It is no secret that Africa lags behind the rest of the world in terms of STEM (science, technology, engineering, and mathematics) education. This is particularly evident when it comes to the gender gap in STEM education – according to UNESCO, only 30% of African women are enrolled in STEM programs at the tertiary level.
There are many reasons why Africa must address this gender gap, but three key ones stand out. First, increasing female participation in STEM education will help close the continent’s overall skills gap. Second, it will help boost Africa’s economy, as businesses increasingly rely on STEM skills. And third, it will promote equality and empower African women.
The Problem of the Gender Gap In STEM
1. The problem of the gender gap in STEM is very evident in Africa. In many African countries, women are not encouraged to pursue careers in science, technology, engineering, and mathematics (STEM). This results in a lack of female role models in these fields and a lack of opportunities for women to enter these professions.
The gender gap in STEM is a major problem because it limits the potential of half of the population. Women have a lot to offer in terms of creativity and innovation, and they should be allowed to develop their talents in these areas.
STEM education is important for the development of any country. It is essential for economic growth and for solving problems that affect society. The gender gap in STEM restricts the ability of African countries to develop fully in these areas.
Many initiatives are trying to address the problem of the gender gap in STEM. However, more needs to be done to ensure that women have equal opportunities to enter and succeed in these fields.
Why Africa Must Address the STEM Gender Gap
Technology is a world that is currently dominated by men. Whether in the UK’s tech industry or Silicon Valley, women are hugely outnumbered by their male counterparts by roughly 5:1. According to WISE’s latest figures (2018), only 16% of women work as IT professionals, and 17% of IT technicians are women. The numbers have unfortunately declined by 1% and 2%, respectively, since 2017. However, there has been a 1% rise in the number of women taking core STEM subjects at university, rising from 15% to 16%.
Fixing the gender gap in STEM education is essential for creating a bright future for Africa. By providing opportunities for all students to succeed, we can ensure that Africa has the workforce it needs to meet the challenges of the 21st century.
One reason why the gender gap in STEM education must be fixed is that it leads to a lack of diversity in the workforce. When there are fewer women in STEM fields, it leads to a lack of different perspectives and voices in the workplace. This can hurt the quality of work that is produced.
Another reason why the gender gap in STEM education must be fixed is that it limits career opportunities for women. Women who are interested in careers in STEM fields often have to leave Africa to pursue their studies. This brain drain can hurt the development of Africa as a whole.
The gender gap in STEM education must be fixed for the sake of Africa’s future. It is essential for there to be more women in STEM fields so that Africa can compete on a global level. With more women in STEM, Africa will be able to produce innovative solutions to the challenges that it faces.
How To Fix The Gender Gap in Africa

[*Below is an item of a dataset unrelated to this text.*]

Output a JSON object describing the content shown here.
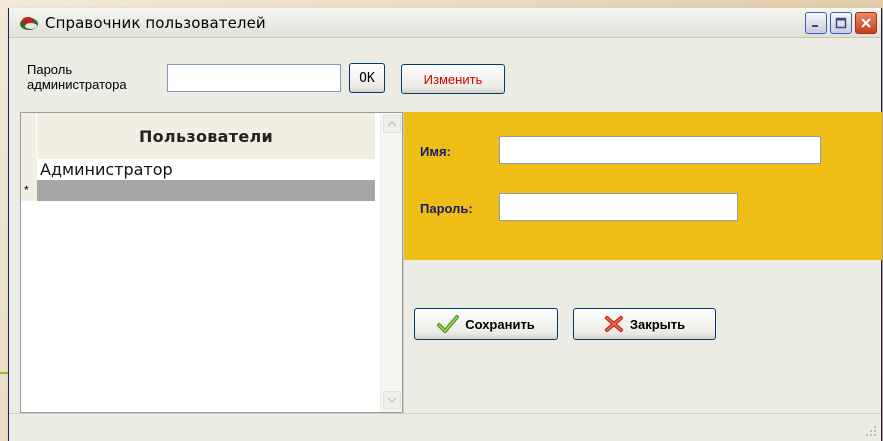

There is a significant gender gap in STEM education in Africa. This needs to be fixed for several reasons.
There are several ways to fix the gender gap in STEM education in Africa. One way is to increase funding for girls’ education. Another way is to create more opportunities for girls to participate in STEM education programs. A third way is to change attitudes towards women in STEM fields.
It is important to note that the gender gap in STEM education is not just a problem in Africa. It is a global problem. However, it is especially acute in Africa because there are fewer opportunities for women to pursue careers in STEM fields.
If the gender gap in STEM education is not fixed, it will hurt Africa’s future. More girls must be encouraged to pursue careers in STEM fields. Only then will Africa be able to compete on a global scale and produce innovative solutions to its problems.
It’s clear that STEM education, especially in technology, is growing at an extremely fast rate.
Therefore, it has never been more important to solve the gender gap in STEM. For example, it has been proven that increasing the inclusion of women in large tech companies is a successful and profitable business strategy. Research consistently shows that diverse workforces are more innovative; different backgrounds produce different ideas, approaches, and solutions.
Engineering and technology are both industries where innovation is sought after, so reaching out to more women will only help to boost a company’s next discoveries. It’s not about being seen to do the right thing; it’s about investing in the very future of technology.
At Getbundi, we provide courses on our platform that are perfect for girls and women who are interested in career paths within STEM fields. Visit our events page to find out more and follow us on LinkedIn, Facebook and Twitter to stay up to date with all the latest news and event information.